*Exercise description*
One figure is the whole answer: the number of lines below that contain the word "message".

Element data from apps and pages
---+---

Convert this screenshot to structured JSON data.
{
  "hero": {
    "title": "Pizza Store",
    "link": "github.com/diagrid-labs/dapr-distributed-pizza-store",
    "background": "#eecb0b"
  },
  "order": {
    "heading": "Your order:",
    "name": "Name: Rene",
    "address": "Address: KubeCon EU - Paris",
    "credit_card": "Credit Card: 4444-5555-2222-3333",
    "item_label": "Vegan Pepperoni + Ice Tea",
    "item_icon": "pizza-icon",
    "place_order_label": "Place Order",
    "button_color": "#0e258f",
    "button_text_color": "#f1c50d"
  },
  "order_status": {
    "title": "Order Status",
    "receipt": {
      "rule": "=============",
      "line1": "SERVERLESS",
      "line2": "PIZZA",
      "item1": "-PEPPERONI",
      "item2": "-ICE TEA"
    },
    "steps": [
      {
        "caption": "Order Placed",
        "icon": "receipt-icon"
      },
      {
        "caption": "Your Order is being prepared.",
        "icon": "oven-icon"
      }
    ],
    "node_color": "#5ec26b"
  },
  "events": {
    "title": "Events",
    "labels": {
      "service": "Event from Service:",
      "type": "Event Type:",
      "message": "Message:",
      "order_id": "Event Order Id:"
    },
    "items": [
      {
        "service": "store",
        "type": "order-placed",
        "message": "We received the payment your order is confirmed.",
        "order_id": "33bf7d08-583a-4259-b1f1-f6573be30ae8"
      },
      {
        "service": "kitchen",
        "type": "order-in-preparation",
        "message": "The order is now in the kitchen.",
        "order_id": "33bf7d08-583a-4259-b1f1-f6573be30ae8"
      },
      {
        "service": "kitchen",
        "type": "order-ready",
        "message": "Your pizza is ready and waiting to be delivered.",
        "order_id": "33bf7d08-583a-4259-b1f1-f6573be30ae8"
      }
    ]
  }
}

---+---

*Your response*
4